Friday, July 29, 2022

Six Questions for Dylan Fritz, Co-Founder/Editor-in-Chief, Fish Barrel Review

Fish Barrel Review publishes poetry to two pages, fiction/non-fiction to 4,000 words, and artwork. “We are looking for dedicated, enthusiastic writers. Young, old, just starting out, or been at this for decades–we want to see the drive and passion that compels you to create.” Read the complete guidelines here.

SQF: Why did you start this magazine?

Dylan Fritz: I started Fish Barrel Review with a friend after Peter LaBerge, founder of The Adroit Journal, visited our high school poetry class. He talked to us about the world of editing and publishing, and his experiences with founding Adroit when as a sophomore in high school. We were pretty amazed that he was able to do it, and I remember thinking, "Well, if he could, why couldn't I?" This aligned with a newfound interest of editing my peers' work, and I knew this was a project I could be passionate about. I've grown to love figuring out how and why writing can better relate to an audience, and what makes writing good. And being apart of a community of writers is really amazing too, I love emailing back and forth with contributors, and learning from other lit mag editors. It's all worked out better than I could've hoped!

SQF: What are the top three things you look for in a submission and why?

DF: I'm always looking for originality--as much as I want a piece to be written beautifully, I'd much rather be surprised by something unlike anything I've read before. I think a lot of teens are taught that a certain type of writing is what's acceptable (flowery prose, deep metaphors, a lot of detail), and we think about it too hard. I just want to see that people aren't overthinking it, and just writing what feels like them. Don't worry about sounding like anyone else. 

The second thing has to be a good ending. So many great pieces get ruined at the very end because the author is thinking too hard about wrapping up all the loose ends, and the loose ends don't always need to be wrapped up. Although it's definitely a tricky balance, because when we ask for short stories, we want complete stories. This took a long time for me to understand, but "completeness" doesn't always mean a tight resolution. It can mean that things are starting to get better, or that someone has learned something. It's definitely a tricky balance to strike. 

And this is very poem-oriented, but I love a piece that follows its instincts and jumps from different associations. That's another sign of an author not being too far in their head, because they have the freedom to go with whatever they're thinking and just write it down because it feels right. The raw connections between objects and humans and memories are what makes up poems to me, so I'm always looking for poems that find those connections. 

SQF: What most often turns you off to a submission?

DF: There are a lot of little things that bother me. Not following submission guidelines is a big one, because we have them all listed out. Although, as a writer, I know it can sometimes be difficult to organize when you're submitting to a lot of places in a short amount of time, so I get it. It also turns me off a lot when it feels like the writer takes themselves a bit too seriously, which you can tell from how a piece is written. Unnecessary description, thick paragraphs, long words, something that sounds pretty for the sake of sounding pretty. It reads as almost dishonest to me, and, as editors, we want to see something raw on the page. 
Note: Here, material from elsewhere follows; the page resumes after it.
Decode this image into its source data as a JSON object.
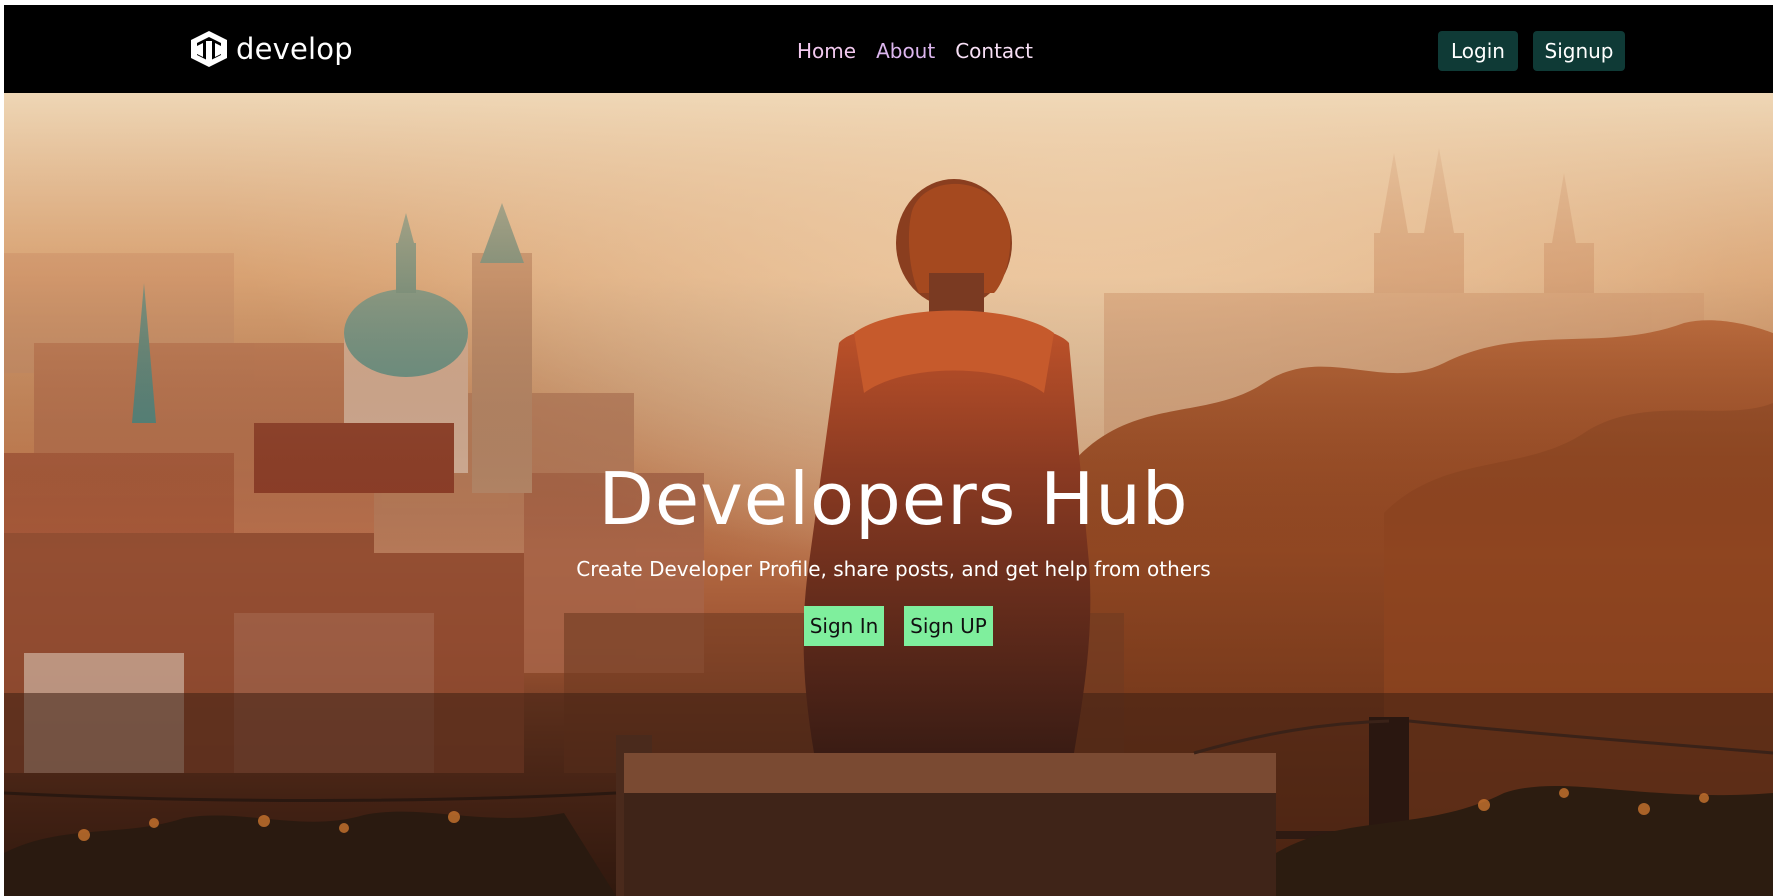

SQF: What do you look for in the opening paragraph(s)/stanza(s) of a submission?

DF: I'm looking for something that surprises me a little bit. Something that doesn't seem right but works, or something that I need to know more about. Oftentimes it's not even the plot that catches me, it might just be the writing style of the author that's extra intriguing. We publish a lot of varying writing styles, which I'm a big fan of. 

SQF: Are there story ideas that you’d like to see more of in your submissions, or are there story ideas you receive too many of?

DF: I'd love to see more stories that go way outside the box, and are just super weird. That can be very tricky though, because a lot of times I'll have a story that's weird and I get to the end and I don't know what I just read. I like stories that are weird but use that as a tool to get something else across, something deeper than just weird, and I wish I saw more like that. 

SQF: What one question on this topic do you wish I'd asked that I didn't? And how would you answer it?

DF: What's the most difficult part about running a lit mag?

There are so many difficult parts about running Fish Barrel, from staying organized to balancing it with other life responsibilities. Most small lit mag editors don't do this full-time, it's not exactly the most fruitful position in the world. I also hate sending out rejection letters for pieces I really like. Oftentimes I'll read a piece and get super excited about it, but the ending just doesn't work, or the plot didn't amount to anything (even though I can tell the writer is very talented). So it's difficult to have to say no. But all of it is very much worth it, because it's so fun and rewarding to see an issue of writing come together in real time. I love being able to give people a platform.

Thank you, Dylan. We all appreciate your taking time from your busy schedule to participate in this project.


  1. Link to Fish Barrel Review didn't work

    1. The site is being updated. I'll publish the corrected link once I receive it.

    2. The site is back online.